** GIVEN RECORDS follows **

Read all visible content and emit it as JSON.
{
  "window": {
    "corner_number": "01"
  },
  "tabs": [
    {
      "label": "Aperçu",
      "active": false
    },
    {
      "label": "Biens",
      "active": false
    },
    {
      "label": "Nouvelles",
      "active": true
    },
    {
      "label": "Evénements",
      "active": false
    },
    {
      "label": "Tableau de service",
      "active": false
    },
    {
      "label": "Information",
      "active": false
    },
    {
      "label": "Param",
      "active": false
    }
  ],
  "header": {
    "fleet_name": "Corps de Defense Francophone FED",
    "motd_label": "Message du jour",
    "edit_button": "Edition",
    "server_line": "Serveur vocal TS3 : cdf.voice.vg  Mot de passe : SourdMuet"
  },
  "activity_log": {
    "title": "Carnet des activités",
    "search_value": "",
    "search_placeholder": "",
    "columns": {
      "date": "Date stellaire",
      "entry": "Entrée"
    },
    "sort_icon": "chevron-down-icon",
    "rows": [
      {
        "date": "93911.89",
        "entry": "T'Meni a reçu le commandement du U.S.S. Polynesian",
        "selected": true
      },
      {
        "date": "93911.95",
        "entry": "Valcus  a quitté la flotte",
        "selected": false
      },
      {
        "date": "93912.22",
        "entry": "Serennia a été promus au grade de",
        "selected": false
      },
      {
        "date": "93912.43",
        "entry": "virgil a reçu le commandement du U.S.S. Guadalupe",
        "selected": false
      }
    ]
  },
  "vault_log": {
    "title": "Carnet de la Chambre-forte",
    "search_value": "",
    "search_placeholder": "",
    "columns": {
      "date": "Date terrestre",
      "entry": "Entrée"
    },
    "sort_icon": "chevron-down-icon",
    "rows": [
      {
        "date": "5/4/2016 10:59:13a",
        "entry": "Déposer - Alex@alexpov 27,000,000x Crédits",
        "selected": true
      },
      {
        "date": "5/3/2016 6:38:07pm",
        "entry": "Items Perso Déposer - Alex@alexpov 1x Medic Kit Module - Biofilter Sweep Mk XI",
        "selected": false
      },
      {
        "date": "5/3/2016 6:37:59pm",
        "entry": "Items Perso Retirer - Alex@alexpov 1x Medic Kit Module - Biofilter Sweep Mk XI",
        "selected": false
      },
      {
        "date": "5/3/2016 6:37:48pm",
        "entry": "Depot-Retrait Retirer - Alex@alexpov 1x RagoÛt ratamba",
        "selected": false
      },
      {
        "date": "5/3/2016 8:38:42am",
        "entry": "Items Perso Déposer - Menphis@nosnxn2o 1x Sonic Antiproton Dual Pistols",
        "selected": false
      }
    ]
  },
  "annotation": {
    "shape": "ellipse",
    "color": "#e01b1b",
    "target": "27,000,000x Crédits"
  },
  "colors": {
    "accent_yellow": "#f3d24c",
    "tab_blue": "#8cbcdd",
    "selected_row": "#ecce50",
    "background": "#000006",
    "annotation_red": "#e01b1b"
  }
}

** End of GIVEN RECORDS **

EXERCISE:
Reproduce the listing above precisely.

WRITTEN RESPONSE:
Read all visible content and emit it as JSON.
{
  "window": {
    "corner_number": "01"
  },
  "tabs": [
    {
      "label": "Aperçu",
      "active": false
    },
    {
      "label": "Biens",
      "active": false
    },
    {
      "label": "Nouvelles",
      "active": true
    },
    {
      "label": "Evénements",
      "active": false
    },
    {
      "label": "Tableau de service",
      "active": false
    },
    {
      "label": "Information",
      "active": false
    },
    {
      "label": "Param",
      "active": false
    }
  ],
  "header": {
    "fleet_name": "Corps de Defense Francophone FED",
    "motd_label": "Message du jour",
    "edit_button": "Edition",
    "server_line": "Serveur vocal TS3 : cdf.voice.vg  Mot de passe : SourdMuet"
  },
  "activity_log": {
    "title": "Carnet des activités",
    "search_value": "",
    "search_placeholder": "",
    "columns": {
      "date": "Date stellaire",
      "entry": "Entrée"
    },
    "sort_icon": "chevron-down-icon",
    "rows": [
      {
        "date": "93911.89",
        "entry": "T'Meni a reçu le commandement du U.S.S. Polynesian",
        "selected": true
      },
      {
        "date": "93911.95",
        "entry": "Valcus  a quitté la flotte",
        "selected": false
      },
      {
        "date": "93912.22",
        "entry": "Serennia a été promus au grade de",
        "selected": false
      },
      {
        "date": "93912.43",
        "entry": "virgil a reçu le commandement du U.S.S. Guadalupe",
        "selected": false
      }
    ]
  },
  "vault_log": {
    "title": "Carnet de la Chambre-forte",
    "search_value": "",
    "search_placeholder": "",
    "columns": {
      "date": "Date terrestre",
      "entry": "Entrée"
    },
    "sort_icon": "chevron-down-icon",
    "rows": [
      {
        "date": "5/4/2016 10:59:13a",
        "entry": "Déposer - Alex@alexpov 27,000,000x Crédits",
        "selected": true
      },
      {
        "date": "5/3/2016 6:38:07pm",
        "entry": "Items Perso Déposer - Alex@alexpov 1x Medic Kit Module - Biofilter Sweep Mk XI",
        "selected": false
      },
      {
        "date": "5/3/2016 6:37:59pm",
        "entry": "Items Perso Retirer - Alex@alexpov 1x Medic Kit Module - Biofilter Sweep Mk XI",
        "selected": false
      },
      {
        "date": "5/3/2016 6:37:48pm",
        "entry": "Depot-Retrait Retirer - Alex@alexpov 1x RagoÛt ratamba",
        "selected": false
      },
      {
        "date": "5/3/2016 8:38:42am",
        "entry": "Items Perso Déposer - Menphis@nosnxn2o 1x Sonic Antiproton Dual Pistols",
        "selected": false
      }
    ]
  },
  "annotation": {
    "shape": "ellipse",
    "color": "#e01b1b",
    "target": "27,000,000x Crédits"
  },
  "colors": {
    "accent_yellow": "#f3d24c",
    "tab_blue": "#8cbcdd",
    "selected_row": "#ecce50",
    "background": "#000006",
    "annotation_red": "#e01b1b"
  }
}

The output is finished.